Exercise details: Each line of the records containing "dimension" is to be copied out and returned.

Records supplied:

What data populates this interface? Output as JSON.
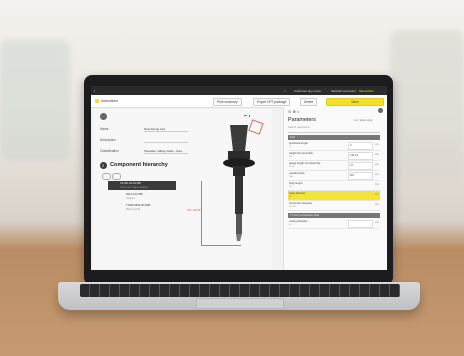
{
  "app": {
    "topbar": {
      "customer": "Customer any name",
      "user": "Sandvik Coromant",
      "username": "Test Admin"
    },
    "toolbar": {
      "app_title": "Assemblizer",
      "btn_print": "Print summary",
      "btn_export": "Export CPT package",
      "btn_delete": "Delete",
      "btn_save": "Save"
    },
    "form": {
      "name_label": "Name",
      "name_value": "New boring tool",
      "description_label": "Description",
      "description_value": "",
      "classification_label": "Classification",
      "classification_value": "Shoulder milling cutter - bore"
    },
    "hierarchy": {
      "step": "2",
      "title": "Component hierarchy",
      "items": [
        {
          "name": "C6-391.02-63 080",
          "sub": "Coromant Capto adaptor"
        },
        {
          "name": "391.14-12 080",
          "sub": "Adaptor"
        },
        {
          "name": "TT300-0500-05 A080",
          "sub": "Boring head"
        }
      ]
    },
    "dimension": "170 / 134.19",
    "parameters": {
      "title": "Parameters",
      "count": "4-1 / total empty",
      "search_placeholder": "Search parameters",
      "group_header": "Tool",
      "rows": [
        {
          "label": "functional length",
          "sub": "LF",
          "value": "2",
          "unit": "mm"
        },
        {
          "label": "weight incl assembly",
          "sub": "WT",
          "value": "134.44",
          "unit": "mm"
        },
        {
          "label": "gauge length incl assembly",
          "sub": "LFTR",
          "value": "47",
          "unit": "mm"
        },
        {
          "label": "overall length",
          "sub": "OAL",
          "value": "827",
          "unit": "mm"
        },
        {
          "label": "body length",
          "sub": "LB",
          "value": "",
          "unit": "mm"
        },
        {
          "label": "body diameter",
          "sub": "BD",
          "value": "",
          "unit": "mm",
          "highlight": true
        },
        {
          "label": "connection diameter",
          "sub": "DCON",
          "value": "",
          "unit": "mm"
        }
      ],
      "group_header_2": "TT-conn connection code",
      "last_row": {
        "label": "cutting diameter",
        "sub": "DC",
        "value": "",
        "unit": "mm"
      }
    }
  },
  "colors": {
    "accent": "#f2e02d",
    "dark": "#2b2b2b",
    "dimension": "#e06b6b"
  }
}
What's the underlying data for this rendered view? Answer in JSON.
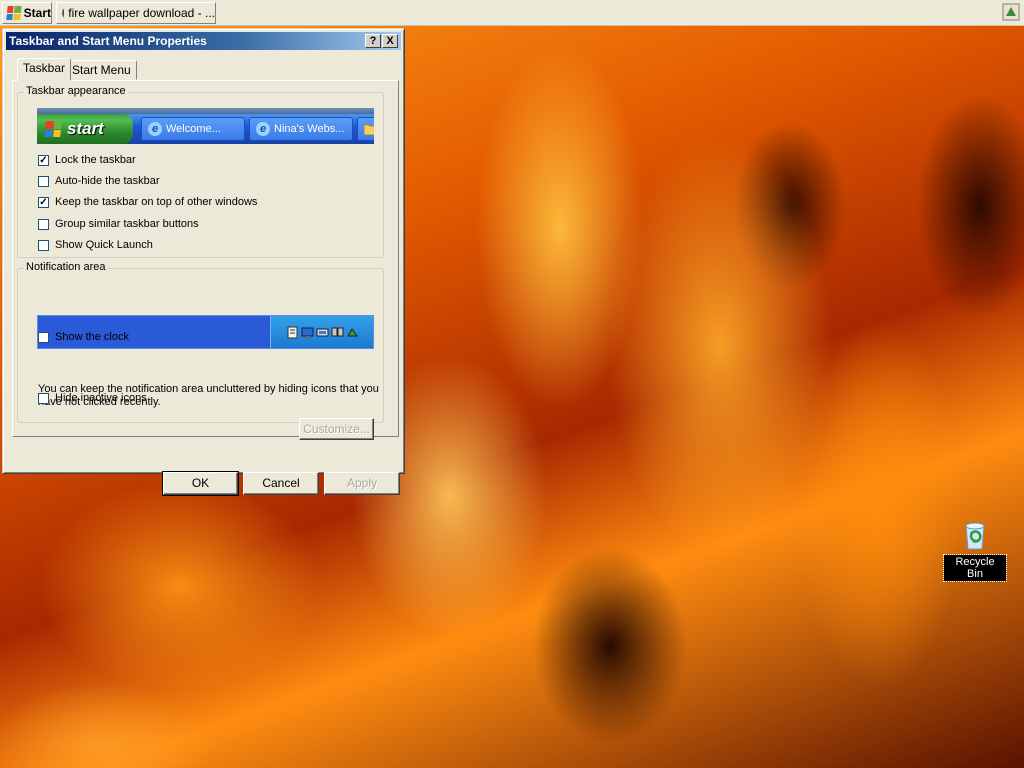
{
  "taskbar": {
    "start_label": "Start",
    "window_button_label": "fire wallpaper download - ..."
  },
  "dialog": {
    "title": "Taskbar and Start Menu Properties",
    "help_label": "?",
    "close_label": "X",
    "tabs": [
      {
        "label": "Taskbar",
        "selected": true
      },
      {
        "label": "Start Menu",
        "selected": false
      }
    ],
    "appearance": {
      "legend": "Taskbar appearance",
      "preview": {
        "start_label": "start",
        "tasks": [
          "Welcome...",
          "Nina's Webs..."
        ]
      },
      "options": [
        {
          "label": "Lock the taskbar",
          "checked": true
        },
        {
          "label": "Auto-hide the taskbar",
          "checked": false
        },
        {
          "label": "Keep the taskbar on top of other windows",
          "checked": true
        },
        {
          "label": "Group similar taskbar buttons",
          "checked": false
        },
        {
          "label": "Show Quick Launch",
          "checked": false
        }
      ]
    },
    "notification": {
      "legend": "Notification area",
      "show_clock": {
        "label": "Show the clock",
        "checked": false
      },
      "description": "You can keep the notification area uncluttered by hiding icons that you have not clicked recently.",
      "hide_inactive": {
        "label": "Hide inactive icons",
        "checked": false
      },
      "customize_label": "Customize..."
    },
    "buttons": {
      "ok": "OK",
      "cancel": "Cancel",
      "apply": "Apply"
    }
  },
  "desktop": {
    "recycle_bin_label": "Recycle Bin"
  },
  "colors": {
    "titlebar_start": "#0a246a",
    "titlebar_end": "#a6caf0",
    "dialog_face": "#ece9d8",
    "xp_blue": "#2157d7",
    "xp_green": "#3a9a3a"
  }
}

Task answer:
    "dimension": "170 / 134.19",
    "dimension": "#e06b6b"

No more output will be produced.